--- AIM OF THE EXERCISE ---
Report back each line of the data that contains the word "provider".

● ● ● ●

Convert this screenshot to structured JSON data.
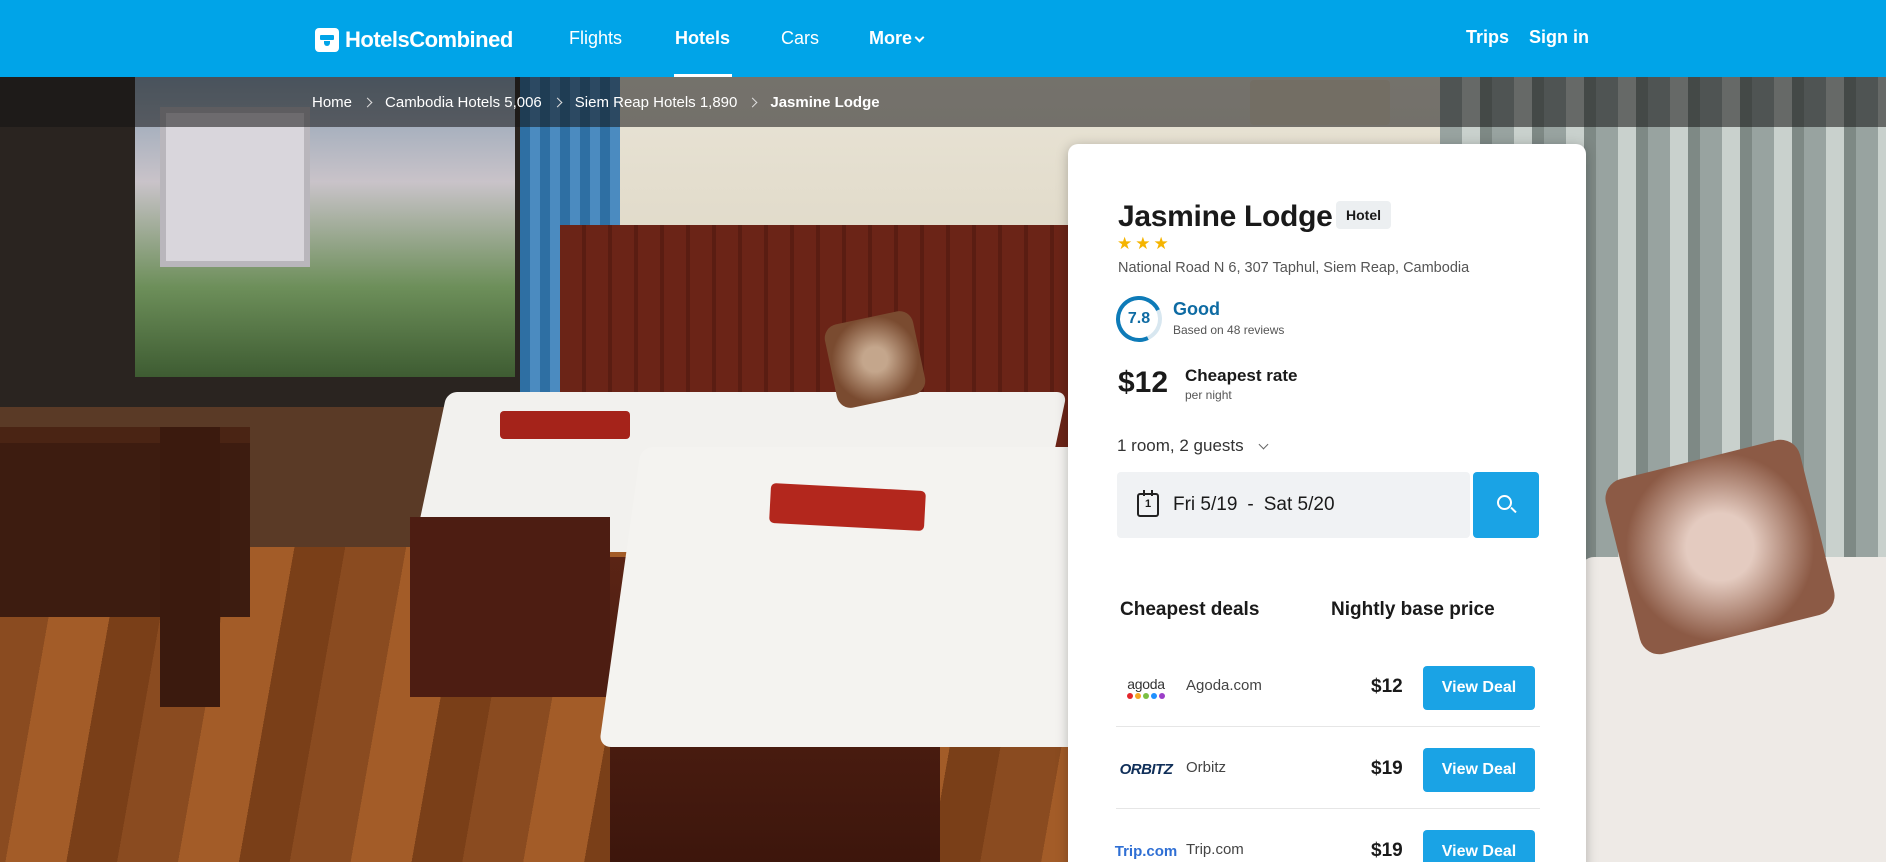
{
  "header": {
    "brand": "HotelsCombined",
    "nav": {
      "flights": "Flights",
      "hotels": "Hotels",
      "cars": "Cars",
      "more": "More"
    },
    "trips": "Trips",
    "sign_in": "Sign in",
    "accent_color": "#00a4e8"
  },
  "breadcrumb": [
    {
      "label": "Home"
    },
    {
      "label": "Cambodia Hotels 5,006"
    },
    {
      "label": "Siem Reap Hotels 1,890"
    },
    {
      "label": "Jasmine Lodge"
    }
  ],
  "hotel": {
    "name": "Jasmine Lodge",
    "type_badge": "Hotel",
    "stars": 3,
    "stars_glyphs": "★★★",
    "address": "National Road N 6, 307 Taphul, Siem Reap, Cambodia",
    "rating": {
      "score": "7.8",
      "label": "Good",
      "reviews": "Based on 48 reviews"
    },
    "cheapest": {
      "price": "$12",
      "label": "Cheapest rate",
      "sub": "per night"
    }
  },
  "search": {
    "guests": "1 room, 2 guests",
    "calendar_day": "1",
    "checkin": "Fri 5/19",
    "separator": "-",
    "checkout": "Sat 5/20",
    "button_icon": "search-icon"
  },
  "deals": {
    "header_left": "Cheapest deals",
    "header_right": "Nightly base price",
    "rows": [
      {
        "logo": "agoda",
        "provider": "Agoda.com",
        "price": "$12",
        "cta": "View Deal"
      },
      {
        "logo": "ORBITZ",
        "provider": "Orbitz",
        "price": "$19",
        "cta": "View Deal"
      },
      {
        "logo": "Trip.com",
        "provider": "Trip.com",
        "price": "$19",
        "cta": "View Deal"
      }
    ]
  }
}
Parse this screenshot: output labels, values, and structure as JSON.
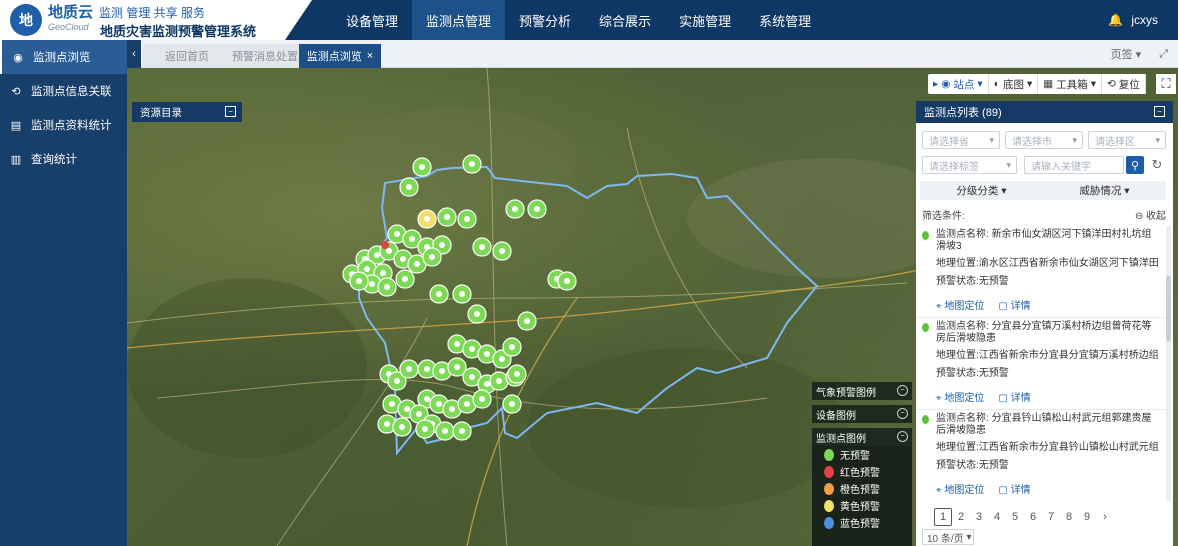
{
  "brand": {
    "name": "地质云",
    "slogan": "监测 管理 共享 服务",
    "sub": "GeoCloud",
    "system": "地质灾害监测预警管理系统"
  },
  "nav": [
    "设备管理",
    "监测点管理",
    "预警分析",
    "综合展示",
    "实施管理",
    "系统管理"
  ],
  "user": {
    "name": "jcxys",
    "icon": "bell-icon"
  },
  "sidebar": [
    {
      "label": "监测点浏览",
      "icon": "eye-icon"
    },
    {
      "label": "监测点信息关联",
      "icon": "link-icon"
    },
    {
      "label": "监测点资料统计",
      "icon": "document-icon"
    },
    {
      "label": "查询统计",
      "icon": "chart-icon"
    }
  ],
  "tabs": [
    "返回首页",
    "预警消息处置",
    "监测点浏览"
  ],
  "tab_close": "×",
  "tab_right": {
    "page": "页签",
    "expand": "⤢"
  },
  "map_tools": [
    "站点",
    "底图",
    "工具箱",
    "复位"
  ],
  "resource_panel": "资源目录",
  "legends": {
    "weather": "气象预警图例",
    "device": "设备图例",
    "point": "监测点图例",
    "items": [
      {
        "label": "无预警",
        "color": "#7ed957"
      },
      {
        "label": "红色预警",
        "color": "#e04545"
      },
      {
        "label": "橙色预警",
        "color": "#f0a040"
      },
      {
        "label": "黄色预警",
        "color": "#f3e06b"
      },
      {
        "label": "蓝色预警",
        "color": "#4d8fe0"
      }
    ]
  },
  "list_panel": {
    "title": "监测点列表 (89)",
    "selects": [
      "请选择省",
      "请选择市",
      "请选择区",
      "请选择标签"
    ],
    "keyword_placeholder": "请输入关键字",
    "filters": [
      "分级分类",
      "威胁情况"
    ],
    "condition_label": "筛选条件:",
    "collapse_label": "收起",
    "items": [
      {
        "name_label": "监测点名称:",
        "name": "新余市仙女湖区河下镇洋田村礼坑组滑坡3",
        "location_label": "地理位置:",
        "location": "渝水区江西省新余市仙女湖区河下镇洋田",
        "status_label": "预警状态:",
        "status": "无预警",
        "locate": "地图定位",
        "detail": "详情"
      },
      {
        "name_label": "监测点名称:",
        "name": "分宜县分宜镇万溪村桥边组曾荷花等房后滑坡隐患",
        "location_label": "地理位置:",
        "location": "江西省新余市分宜县分宜镇万溪村桥边组",
        "status_label": "预警状态:",
        "status": "无预警",
        "locate": "地图定位",
        "detail": "详情"
      },
      {
        "name_label": "监测点名称:",
        "name": "分宜县钤山镇松山村武元组郭建贵屋后滑坡隐患",
        "location_label": "地理位置:",
        "location": "江西省新余市分宜县钤山镇松山村武元组",
        "status_label": "预警状态:",
        "status": "无预警",
        "locate": "地图定位",
        "detail": "详情"
      }
    ],
    "pages": [
      "1",
      "2",
      "3",
      "4",
      "5",
      "6",
      "7",
      "8",
      "9"
    ],
    "current_page": "1",
    "page_size": "10 条/页"
  },
  "colors": {
    "header": "#0f3766",
    "sidebar": "#183e6a",
    "accent": "#1d5ea8",
    "pin": "#7ed957"
  }
}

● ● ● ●

--- SOLUTION TO THE EXERCISE ---
        "provider": "Agoda.com",
        "provider": "Orbitz",
        "provider": "Trip.com",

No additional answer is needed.